I am scared of quite a few things and flat out terrified of about three. To be specific, the thought of being stuck in any sort of small or enclosed space with an alligator while having someone rub my eyebrows the wrong way (yes, I know the last one is bizarre) almost induces grand mal seizures on my poor, fearful self. I have resigned myself to my three main phobias, and in theory come to terms with avoiding such titillating activities as caving, anything involving swamps or becoming a eyebrow-wax test subject.
However, the general kind of fears are giving me more problems as of late. General fears in this case mean the not nearly as irrational things that dictate my life every day. For example, I have what I believe to be a standard-level fear of Atlanta traffic which up until this point has helped me navigate the city.
I usually have chosen to do so in a large metal frame with airbags (also known as a car), and not while suspended on a teeny tiny metal thing with no seatbelts or storage space wearing an ugly hat that ruins what few chances I have for good hair.
I lived the first 21 years of my life in Atlanta relatively bike-free, save a few family trips to Callaway Gardens and mandatory bike rides through the neighborhood, but it seems my luck has run out. This semester I am working roughly 25 minutes away from my apartment on foot, and as I don’t own a car, a bike has become my only option. So far, I have biked all of ten feet.
The instant I started pedaling my bike, it let out a horrifying squeal. I immediately forgot everything that my parents had so diligently taught me about steering, braking and keeping my balance and instead chose to jump off the demonic machine beneath me, causing quite a spectacle over on West Campus. So, I re-retired my bike.
When asked about it, I describe bikes as fatal, horrifying and painful. I generally act like a three-year-old about the subject. Looking back at the most recent discussion of my unwillingness to bike, I can’t think of any better description than “temper tantrum.” I am therefore trying to re-evaluate my actions so that I can at least pretend to be a mature almost-adult.
What in the world am I so afraid of? While it was rare, I did use to know how to bike. I am in decent shape, and usually can walk upright with good balance. A friend of mine has supplied me with a helmet that could take on a transfer truck as well as new brakes and lights. Plus, hundreds of people bike around the city every day in traffic that is much more daunting than what I face between my campus apartment and the Technique office. Not to sound cocky, but I really should be able to do this pretty well.
Looking at it, the only excuse I have is that I am just afraid of being bad at biking. Really, I could probably reduce most of my fears (minus those three darn irrational phobias I mentioned earlier) down to not wanting to be really, really bad at something. Even as a student at Tech I have managed to avoid doing a lot of things that deep-down inside I am just afraid of.
Looking at most of us here, I think that it’s a common problem. Sure, we all challenge ourselves and keep busy, but how many of us really have stretched our comfort zones since we got here?

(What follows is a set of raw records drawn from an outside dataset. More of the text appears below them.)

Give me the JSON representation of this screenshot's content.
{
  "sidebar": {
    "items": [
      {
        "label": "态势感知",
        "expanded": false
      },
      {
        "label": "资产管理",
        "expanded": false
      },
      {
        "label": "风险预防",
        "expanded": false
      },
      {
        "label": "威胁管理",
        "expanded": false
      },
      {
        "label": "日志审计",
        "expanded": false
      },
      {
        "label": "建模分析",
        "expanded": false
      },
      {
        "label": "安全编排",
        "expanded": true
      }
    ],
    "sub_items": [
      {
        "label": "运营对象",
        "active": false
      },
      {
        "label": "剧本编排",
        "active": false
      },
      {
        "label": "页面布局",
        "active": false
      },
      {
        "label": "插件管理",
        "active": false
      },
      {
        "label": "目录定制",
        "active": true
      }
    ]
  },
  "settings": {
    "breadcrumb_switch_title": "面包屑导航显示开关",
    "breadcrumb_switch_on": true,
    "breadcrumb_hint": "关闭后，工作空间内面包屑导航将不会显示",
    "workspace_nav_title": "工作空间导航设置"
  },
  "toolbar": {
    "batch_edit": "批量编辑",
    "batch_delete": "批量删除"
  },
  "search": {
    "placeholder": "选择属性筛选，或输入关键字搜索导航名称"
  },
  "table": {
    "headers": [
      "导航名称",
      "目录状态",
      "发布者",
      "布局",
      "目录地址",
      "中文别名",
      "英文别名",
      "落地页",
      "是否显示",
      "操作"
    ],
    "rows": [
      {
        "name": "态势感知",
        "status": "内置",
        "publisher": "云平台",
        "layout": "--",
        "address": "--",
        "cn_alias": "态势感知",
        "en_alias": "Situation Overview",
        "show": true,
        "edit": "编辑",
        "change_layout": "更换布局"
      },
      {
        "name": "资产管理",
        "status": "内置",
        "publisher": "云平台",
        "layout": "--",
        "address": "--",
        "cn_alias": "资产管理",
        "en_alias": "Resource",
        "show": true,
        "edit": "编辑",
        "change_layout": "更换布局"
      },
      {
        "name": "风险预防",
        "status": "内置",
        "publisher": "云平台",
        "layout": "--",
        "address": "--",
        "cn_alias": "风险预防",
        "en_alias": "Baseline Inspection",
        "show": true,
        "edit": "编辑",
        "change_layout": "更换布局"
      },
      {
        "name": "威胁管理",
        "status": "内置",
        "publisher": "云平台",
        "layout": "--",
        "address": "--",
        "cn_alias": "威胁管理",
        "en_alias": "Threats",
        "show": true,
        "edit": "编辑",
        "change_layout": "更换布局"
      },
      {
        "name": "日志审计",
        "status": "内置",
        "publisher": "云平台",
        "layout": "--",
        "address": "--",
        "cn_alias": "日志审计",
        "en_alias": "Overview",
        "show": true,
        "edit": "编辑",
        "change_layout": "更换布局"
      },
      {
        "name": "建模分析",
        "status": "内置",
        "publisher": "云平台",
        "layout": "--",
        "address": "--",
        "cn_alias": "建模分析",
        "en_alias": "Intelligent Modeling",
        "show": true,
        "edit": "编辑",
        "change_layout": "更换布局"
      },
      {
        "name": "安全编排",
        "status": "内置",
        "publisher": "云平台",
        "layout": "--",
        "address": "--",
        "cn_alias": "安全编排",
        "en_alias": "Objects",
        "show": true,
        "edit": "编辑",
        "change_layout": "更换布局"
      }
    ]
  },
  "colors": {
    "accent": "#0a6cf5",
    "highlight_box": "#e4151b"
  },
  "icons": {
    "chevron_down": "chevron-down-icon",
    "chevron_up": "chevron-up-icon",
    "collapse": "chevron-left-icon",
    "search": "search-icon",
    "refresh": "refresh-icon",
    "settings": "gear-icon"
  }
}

Can you really say you are challenging yourself as a person if you are filling your schedule with classes and activities that you already know you love and will ultimately be successful at? I am not advocating joining the skydiving club one day, attempting public speaking the next and then going through Greek Rush the next spring, but a few new challenges never hurt anyone.
Even though it is about a month late, I have decided to give myself a resolution. I am going to try to do more things that scare me, or at least that make me way more nervous than I like to be. Personally, I don’t foresee signing up skydiving or registering for physics as a challenge on my list, but I am going to try. Small steps first—starting with trying out my bike again.